      Onofrei, George; Fynes, Brian; Wiengarten, Frank; Humphreys, Paul; Prester, Jazna; University College Dublin (Emerald, 2019-05-03)
      Prior research has shown that operational intellectual capital (OIC) and investments in lean practices (ILP) lead to better operational performance. However, there has been no empirical studies on the synergetic effects between OIC components and ILP. More specifically, the question: can the efficacy of ILP be increased through OIC has not been studied. Accordingly, the purpose of this study is to report the empirical results of potential synergetic effects between operational intellectual capital (OIC), as a knowledge-based resource, and ILP. The empirical data used for this study was drawn from the fifth round of the Global Manufacturing Research Group (GMRG) survey project (with data collected from 528 manufacturing plants). The hypotheses are empirically tested using three ordinary least square (OLS) models. Our findings highlight the importance of leveraging a system of complementary knowledge based resources (OIC dimensions) and addresses the need for the reformulation of lean theory in terms of the emergent knowledge-based view (KBV) of the firm. The results facilitate greater understanding of the complex relationship between ILP and operational performance. Building on the contribution of Menor et al. (2007), we argue that OIC represents a strategic knowledge based resource that is valuable, hard to imitate or substitute and when leveraged effectively, generates superior operational and competitive advantage.From a managerial standpoint, this study provides guidelines for managers on how to leverage OIC to enhance the efficacy of ILP. We argue that firms consider investing in OIC to increase the return from ILP, which in turn will enhance their operational performance and provide competitive advantage.
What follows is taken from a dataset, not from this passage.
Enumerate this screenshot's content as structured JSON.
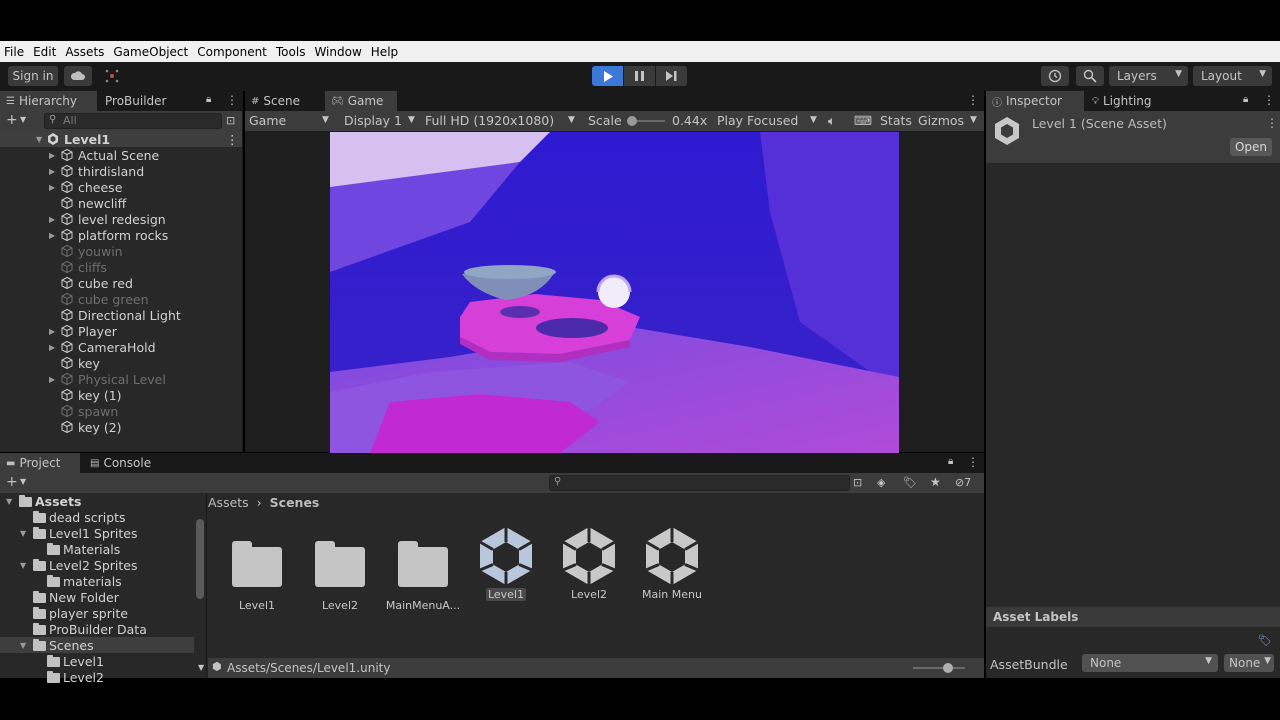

Our findings provide strong evidence of the importance of human, social and structural capital to enhance the efficacy of ILP. This is the first research paper that extends the application of intellectual capital theory in lean literature, and argues that the operational intellectual capital contributes to the efficacy of ILP. The analysis facilitates greater understanding of the complex relationship between OIC dimensions, ILP and operational performance.